The walking tour makes my Hibbing visit worthwhile. The townsfolk may be short on information, but the pamphlet guides me through Dylan’s past. “Positively 4th Street” wafts through my head as I gaze at the odd-looking blue house where Dylan lived as a kid. I stand on the street corner and stare at a second-floor window. Here, 60 years ago, the budding poet/singer was tuning a cheap radio to a distant Southern station, picking up the alien sounds of Blind Willie McTell and Dock Boggs.
The volunteer at the historical society is a rugged-looking ex-miner wearing a red and white plaid shirt. He has little to say about Hibbing’s most famous citizen, but he gives me an informative lecture on the importance of the mineral taconite to the area. Although I greatly respect people like him, who worked so hard for so long at a dangerous trade, I’m not all that eager to honor his request that I visit the large open pit at the edge of town.
Similarly, the elderly tour guide at historic Hibbing High School is extremely knowledgeable. He’s anxious to explain the architectural history of the building, called the “Richest Gem in Minnesota’s Educational Crown” when it was built in 1924.
The volunteer peppers me with information about the school’s architectural opulence, as we watch a video about the building in the principal’s office. This is all very impressive. But isn’t the main goal to educate young people?
The only time he mentions Dylan is when we enter the ornate school auditorium.
“This is where Bob Dylan was booed offstage” he wryly notes.
The tour guide looks to be about Dylan’s age. And he definitely knows a lot about this school, almost as if he has firsthand familiarity. Hmm. It’s certainly possible. I take the plunge.

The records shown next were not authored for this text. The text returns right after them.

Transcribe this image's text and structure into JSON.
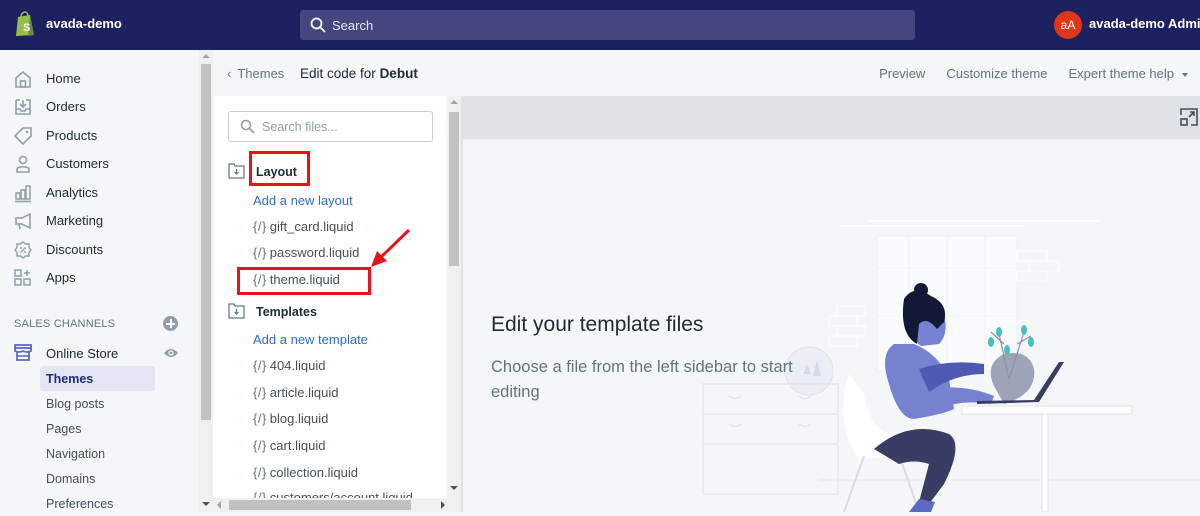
{
  "topbar": {
    "store_name": "avada-demo",
    "search_placeholder": "Search",
    "avatar_initials": "aA",
    "admin_name": "avada-demo Admin"
  },
  "nav": {
    "items": [
      {
        "label": "Home",
        "icon": "home-icon"
      },
      {
        "label": "Orders",
        "icon": "orders-icon"
      },
      {
        "label": "Products",
        "icon": "tag-icon"
      },
      {
        "label": "Customers",
        "icon": "person-icon"
      },
      {
        "label": "Analytics",
        "icon": "bar-chart-icon"
      },
      {
        "label": "Marketing",
        "icon": "megaphone-icon"
      },
      {
        "label": "Discounts",
        "icon": "discount-icon"
      },
      {
        "label": "Apps",
        "icon": "apps-icon"
      }
    ],
    "sales_channels_title": "SALES CHANNELS",
    "online_store": "Online Store",
    "online_store_sub": [
      "Themes",
      "Blog posts",
      "Pages",
      "Navigation",
      "Domains",
      "Preferences"
    ],
    "active_sub": "Themes"
  },
  "subheader": {
    "back_label": "Themes",
    "edit_prefix": "Edit code for",
    "theme_name": "Debut",
    "actions": {
      "preview": "Preview",
      "customize": "Customize theme",
      "expert_help": "Expert theme help"
    }
  },
  "file_panel": {
    "search_placeholder": "Search files...",
    "layout": {
      "title": "Layout",
      "add_link": "Add a new layout",
      "files": [
        "gift_card.liquid",
        "password.liquid",
        "theme.liquid"
      ]
    },
    "templates": {
      "title": "Templates",
      "add_link": "Add a new template",
      "files": [
        "404.liquid",
        "article.liquid",
        "blog.liquid",
        "cart.liquid",
        "collection.liquid",
        "customers/account.liquid"
      ]
    },
    "file_icon_glyph": "{/}"
  },
  "editor": {
    "empty_title": "Edit your template files",
    "empty_text": "Choose a file from the left sidebar to start editing"
  },
  "colors": {
    "topbar": "#1c2260",
    "accent_link": "#2c6ecb",
    "highlight": "#e8121a",
    "avatar": "#de3618"
  }
}
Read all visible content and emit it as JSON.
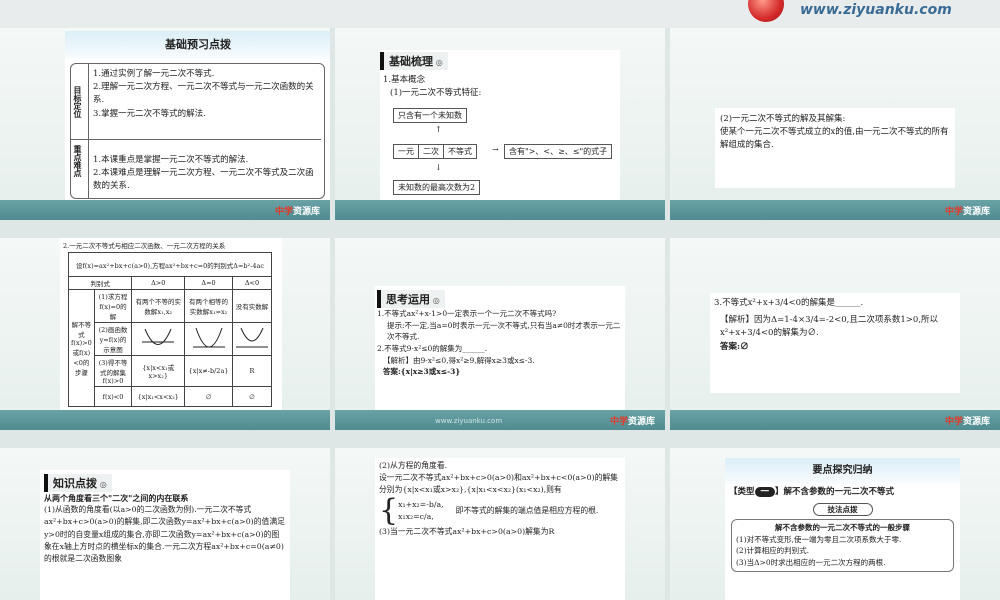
{
  "header": {
    "site_url": "www.ziyuanku.com"
  },
  "brand": {
    "name": "中学",
    "sub": "资源库"
  },
  "tile1": {
    "title": "基础预习点拨",
    "objectives_label": "目标定位",
    "objectives": [
      "1.通过实例了解一元二次不等式.",
      "2.理解一元二次方程、一元二次不等式与一元二次函数的关系.",
      "3.掌握一元二次不等式的解法."
    ],
    "key_label": "重点难点",
    "key": [
      "1.本课重点是掌握一元二次不等式的解法.",
      "2.本课难点是理解一元二次方程、一元二次不等式及二次函数的关系."
    ]
  },
  "tile2": {
    "heading": "基础梳理",
    "section": "1.基本概念",
    "sub": "(1)一元二次不等式特征:",
    "box_top": "只含有一个未知数",
    "box_items": [
      "一元",
      "二次",
      "不等式"
    ],
    "box_right": "含有\">、<、≥、≤\"的式子",
    "box_bottom": "未知数的最高次数为2"
  },
  "tile3": {
    "title": "(2)一元二次不等式的解及其解集:",
    "body": "使某个一元二次不等式成立的x的值,由一元二次不等式的所有解组成的集合."
  },
  "tile4": {
    "caption": "2.一元二次不等式与相应二次函数、一元二次方程的关系",
    "row_setup": "设f(x)=ax²+bx+c(a>0),方程ax²+bx+c=0的判别式Δ=b²-4ac",
    "cols": [
      "判别式",
      "Δ>0",
      "Δ=0",
      "Δ<0"
    ],
    "rows": [
      {
        "label": "(1)求方程f(x)=0的解",
        "cells": [
          "有两个不等的实数解x₁,x₂",
          "有两个相等的实数解x₁=x₂",
          "没有实数解"
        ]
      },
      {
        "label": "(2)画函数y=f(x)的示意图",
        "cells": [
          "",
          "",
          ""
        ]
      },
      {
        "label": "f(x)>0",
        "cells": [
          "{x|x<x₁或x>x₂}",
          "{x|x≠-b/2a}",
          "R"
        ]
      },
      {
        "label": "f(x)<0",
        "cells": [
          "{x|x₁<x<x₂}",
          "∅",
          "∅"
        ]
      }
    ],
    "side_label": "解不等式f(x)>0或f(x)<0的步骤",
    "solution_label": "(3)得不等式的解集"
  },
  "tile5": {
    "heading": "思考运用",
    "q1": "1.不等式ax²+x-1>0一定表示一个一元二次不等式吗?",
    "a1": "提示:不一定,当a=0时表示一元一次不等式,只有当a≠0时才表示一元二次不等式.",
    "q2": "2.不等式9-x²≤0的解集为______.",
    "a2": "【解析】由9-x²≤0,得x²≥9,解得x≥3或x≤-3.",
    "ans2": "答案:{x|x≥3或x≤-3}"
  },
  "tile6": {
    "q": "3.不等式x²+x+3/4<0的解集是______.",
    "a": "【解析】因为Δ=1-4×3/4=-2<0,且二次项系数1>0,所以x²+x+3/4<0的解集为∅.",
    "ans": "答案:∅"
  },
  "tile7": {
    "heading": "知识点拨",
    "title": "从两个角度看三个\"二次\"之间的内在联系",
    "body": "(1)从函数的角度看(以a>0的二次函数为例).一元二次不等式ax²+bx+c>0(a>0)的解集,即二次函数y=ax²+bx+c(a>0)的值满足y>0时的自变量x组成的集合,亦即二次函数y=ax²+bx+c(a>0)的图象在x轴上方时点的横坐标x的集合.一元二次方程ax²+bx+c=0(a≠0)的根就是二次函数图象"
  },
  "tile8": {
    "p1": "(2)从方程的角度看.",
    "p2": "设一元二次不等式ax²+bx+c>0(a>0)和ax²+bx+c<0(a>0)的解集分别为{x|x<x₁或x>x₂},{x|x₁<x<x₂}(x₁<x₂),则有",
    "sys1": "x₁+x₂=-b/a,",
    "sys2": "x₁x₂=c/a,",
    "p3": "即不等式的解集的端点值是相应方程的根.",
    "p4": "(3)当一元二次不等式ax²+bx+c>0(a>0)解集为R"
  },
  "tile9": {
    "title": "要点探究归纳",
    "type_label": "【类型",
    "type_num": "一",
    "type_text": "】解不含参数的一元二次不等式",
    "method": "技法点拨",
    "subhead": "解不含参数的一元二次不等式的一般步骤",
    "steps": [
      "(1)对不等式变形,使一端为零且二次项系数大于零.",
      "(2)计算相应的判别式.",
      "(3)当Δ>0时求出相应的一元二次方程的两根."
    ]
  }
}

“Did you attend school here?” I begin my query.
But he shoots me down midstream.
“No. I’m from Minneapolis.”